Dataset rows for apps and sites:
[Start of section]

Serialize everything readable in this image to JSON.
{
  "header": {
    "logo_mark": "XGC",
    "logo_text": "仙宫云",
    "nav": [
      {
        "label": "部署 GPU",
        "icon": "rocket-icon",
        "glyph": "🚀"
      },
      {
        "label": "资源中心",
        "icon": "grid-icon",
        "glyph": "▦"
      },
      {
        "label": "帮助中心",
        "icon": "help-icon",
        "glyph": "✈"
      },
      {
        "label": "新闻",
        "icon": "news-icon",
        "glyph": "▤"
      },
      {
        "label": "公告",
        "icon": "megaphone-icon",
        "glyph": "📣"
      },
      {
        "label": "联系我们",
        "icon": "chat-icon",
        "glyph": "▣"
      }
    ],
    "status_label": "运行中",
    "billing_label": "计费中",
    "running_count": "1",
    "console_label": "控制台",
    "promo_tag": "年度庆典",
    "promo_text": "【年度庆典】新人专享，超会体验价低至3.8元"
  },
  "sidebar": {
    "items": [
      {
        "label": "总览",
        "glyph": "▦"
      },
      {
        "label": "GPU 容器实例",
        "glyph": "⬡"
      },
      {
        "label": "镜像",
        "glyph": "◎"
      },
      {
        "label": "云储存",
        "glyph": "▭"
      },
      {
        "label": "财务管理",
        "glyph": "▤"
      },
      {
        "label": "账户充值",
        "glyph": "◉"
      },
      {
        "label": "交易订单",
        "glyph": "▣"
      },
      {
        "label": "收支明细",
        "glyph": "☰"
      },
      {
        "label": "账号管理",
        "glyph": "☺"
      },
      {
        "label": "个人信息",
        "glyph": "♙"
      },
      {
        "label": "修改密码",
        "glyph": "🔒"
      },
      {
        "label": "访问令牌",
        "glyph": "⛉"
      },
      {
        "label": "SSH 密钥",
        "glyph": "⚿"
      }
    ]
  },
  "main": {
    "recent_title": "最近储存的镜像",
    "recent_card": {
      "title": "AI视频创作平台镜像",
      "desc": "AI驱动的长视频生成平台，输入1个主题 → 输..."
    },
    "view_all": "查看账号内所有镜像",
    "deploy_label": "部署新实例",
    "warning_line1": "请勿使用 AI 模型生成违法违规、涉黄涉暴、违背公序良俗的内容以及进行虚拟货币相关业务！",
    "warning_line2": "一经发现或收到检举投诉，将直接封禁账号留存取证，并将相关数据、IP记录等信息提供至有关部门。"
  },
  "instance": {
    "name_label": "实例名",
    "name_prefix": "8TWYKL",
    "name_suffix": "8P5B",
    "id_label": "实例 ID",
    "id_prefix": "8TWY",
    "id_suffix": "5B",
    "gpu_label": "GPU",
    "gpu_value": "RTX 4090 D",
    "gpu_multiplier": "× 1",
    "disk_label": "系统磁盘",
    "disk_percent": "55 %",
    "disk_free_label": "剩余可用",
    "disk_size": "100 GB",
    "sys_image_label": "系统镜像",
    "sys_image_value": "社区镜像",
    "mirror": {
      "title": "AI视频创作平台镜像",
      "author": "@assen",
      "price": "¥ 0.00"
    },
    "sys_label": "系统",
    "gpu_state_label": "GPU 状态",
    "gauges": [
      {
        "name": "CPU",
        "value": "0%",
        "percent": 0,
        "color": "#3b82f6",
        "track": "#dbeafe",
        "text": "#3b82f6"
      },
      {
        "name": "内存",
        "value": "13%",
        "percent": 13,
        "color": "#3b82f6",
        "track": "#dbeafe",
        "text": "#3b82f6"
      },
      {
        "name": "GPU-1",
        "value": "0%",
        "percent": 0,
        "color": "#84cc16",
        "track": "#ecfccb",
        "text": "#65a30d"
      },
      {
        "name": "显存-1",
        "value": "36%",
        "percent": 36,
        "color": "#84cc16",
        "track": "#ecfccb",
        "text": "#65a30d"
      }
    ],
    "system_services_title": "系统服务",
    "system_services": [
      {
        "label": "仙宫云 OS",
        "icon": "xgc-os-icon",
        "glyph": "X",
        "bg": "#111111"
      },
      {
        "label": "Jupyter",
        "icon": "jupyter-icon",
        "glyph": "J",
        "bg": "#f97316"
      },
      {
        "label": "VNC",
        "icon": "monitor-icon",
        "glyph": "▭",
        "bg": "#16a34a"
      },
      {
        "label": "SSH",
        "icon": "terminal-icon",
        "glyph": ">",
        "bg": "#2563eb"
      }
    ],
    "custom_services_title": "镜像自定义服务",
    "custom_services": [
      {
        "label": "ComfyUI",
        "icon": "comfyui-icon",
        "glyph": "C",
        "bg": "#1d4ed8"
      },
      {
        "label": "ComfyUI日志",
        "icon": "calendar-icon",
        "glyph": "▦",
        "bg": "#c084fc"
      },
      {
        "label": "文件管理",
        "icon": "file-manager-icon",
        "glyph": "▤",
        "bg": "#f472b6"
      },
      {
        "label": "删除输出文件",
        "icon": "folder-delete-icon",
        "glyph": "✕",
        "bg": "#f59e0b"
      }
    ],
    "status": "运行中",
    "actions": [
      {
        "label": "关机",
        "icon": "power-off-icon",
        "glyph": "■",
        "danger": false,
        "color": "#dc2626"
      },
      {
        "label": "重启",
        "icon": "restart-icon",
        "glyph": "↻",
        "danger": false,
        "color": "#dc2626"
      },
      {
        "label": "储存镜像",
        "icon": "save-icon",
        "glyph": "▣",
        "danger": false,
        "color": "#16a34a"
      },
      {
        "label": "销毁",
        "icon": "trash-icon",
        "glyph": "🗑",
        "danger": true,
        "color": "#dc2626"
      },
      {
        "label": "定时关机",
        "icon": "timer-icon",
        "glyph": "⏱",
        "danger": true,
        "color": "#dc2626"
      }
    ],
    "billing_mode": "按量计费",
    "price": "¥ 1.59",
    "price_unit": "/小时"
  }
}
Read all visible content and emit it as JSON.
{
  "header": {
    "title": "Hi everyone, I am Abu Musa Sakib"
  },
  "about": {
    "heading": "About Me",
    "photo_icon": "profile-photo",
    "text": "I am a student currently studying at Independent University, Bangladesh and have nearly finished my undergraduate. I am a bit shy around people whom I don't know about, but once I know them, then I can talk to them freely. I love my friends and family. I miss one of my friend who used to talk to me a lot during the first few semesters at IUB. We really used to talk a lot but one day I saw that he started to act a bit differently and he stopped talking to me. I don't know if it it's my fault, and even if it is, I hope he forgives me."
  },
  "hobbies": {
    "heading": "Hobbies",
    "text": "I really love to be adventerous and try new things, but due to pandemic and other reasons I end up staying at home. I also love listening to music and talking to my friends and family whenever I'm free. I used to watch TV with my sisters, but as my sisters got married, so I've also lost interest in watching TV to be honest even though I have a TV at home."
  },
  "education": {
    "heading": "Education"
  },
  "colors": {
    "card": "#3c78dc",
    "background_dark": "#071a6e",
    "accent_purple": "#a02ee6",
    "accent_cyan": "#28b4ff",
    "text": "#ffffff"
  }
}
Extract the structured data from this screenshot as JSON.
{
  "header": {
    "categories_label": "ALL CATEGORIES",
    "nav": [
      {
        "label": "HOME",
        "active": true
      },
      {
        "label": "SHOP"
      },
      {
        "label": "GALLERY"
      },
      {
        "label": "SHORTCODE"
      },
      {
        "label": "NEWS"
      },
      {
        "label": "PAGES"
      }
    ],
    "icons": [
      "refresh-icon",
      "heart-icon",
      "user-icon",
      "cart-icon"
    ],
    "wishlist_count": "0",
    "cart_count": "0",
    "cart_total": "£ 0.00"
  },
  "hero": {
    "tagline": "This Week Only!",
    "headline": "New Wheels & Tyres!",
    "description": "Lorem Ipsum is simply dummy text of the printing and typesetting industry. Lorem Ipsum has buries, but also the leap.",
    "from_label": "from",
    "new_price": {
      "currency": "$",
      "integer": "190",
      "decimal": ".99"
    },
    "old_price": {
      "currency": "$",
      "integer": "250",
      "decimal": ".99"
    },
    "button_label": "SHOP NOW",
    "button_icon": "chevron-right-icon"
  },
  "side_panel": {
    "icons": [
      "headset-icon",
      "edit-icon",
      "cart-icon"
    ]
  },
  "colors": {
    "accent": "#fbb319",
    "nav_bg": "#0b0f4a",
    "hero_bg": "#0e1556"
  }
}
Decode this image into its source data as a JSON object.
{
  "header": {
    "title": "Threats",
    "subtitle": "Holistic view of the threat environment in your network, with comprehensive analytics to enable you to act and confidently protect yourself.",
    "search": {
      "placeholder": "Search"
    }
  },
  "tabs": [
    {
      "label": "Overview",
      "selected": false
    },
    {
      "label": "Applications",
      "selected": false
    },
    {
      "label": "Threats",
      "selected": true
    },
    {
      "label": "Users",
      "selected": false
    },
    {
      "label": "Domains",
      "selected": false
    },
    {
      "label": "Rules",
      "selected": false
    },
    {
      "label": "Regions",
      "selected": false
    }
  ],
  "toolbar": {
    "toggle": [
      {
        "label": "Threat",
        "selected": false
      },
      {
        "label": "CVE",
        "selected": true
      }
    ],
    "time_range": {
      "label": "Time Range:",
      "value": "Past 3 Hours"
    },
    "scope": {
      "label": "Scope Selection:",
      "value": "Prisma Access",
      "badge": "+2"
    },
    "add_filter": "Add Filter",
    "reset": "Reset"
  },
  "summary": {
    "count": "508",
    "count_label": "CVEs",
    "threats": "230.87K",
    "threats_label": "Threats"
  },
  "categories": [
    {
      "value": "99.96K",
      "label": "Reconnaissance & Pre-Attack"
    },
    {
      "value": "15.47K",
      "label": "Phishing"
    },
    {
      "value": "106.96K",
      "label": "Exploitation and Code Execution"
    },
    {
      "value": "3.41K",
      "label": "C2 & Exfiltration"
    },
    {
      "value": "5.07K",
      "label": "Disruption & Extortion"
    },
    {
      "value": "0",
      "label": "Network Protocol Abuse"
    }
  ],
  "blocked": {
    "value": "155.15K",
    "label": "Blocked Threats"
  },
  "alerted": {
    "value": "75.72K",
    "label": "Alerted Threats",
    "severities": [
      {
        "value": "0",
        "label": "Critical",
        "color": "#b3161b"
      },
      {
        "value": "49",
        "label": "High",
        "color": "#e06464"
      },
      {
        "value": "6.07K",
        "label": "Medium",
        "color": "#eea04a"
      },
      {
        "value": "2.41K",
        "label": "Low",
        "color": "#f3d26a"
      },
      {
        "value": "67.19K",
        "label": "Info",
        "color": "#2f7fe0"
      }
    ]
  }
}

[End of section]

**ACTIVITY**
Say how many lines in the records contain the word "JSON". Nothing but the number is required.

**SOLVED PROBLEM**
4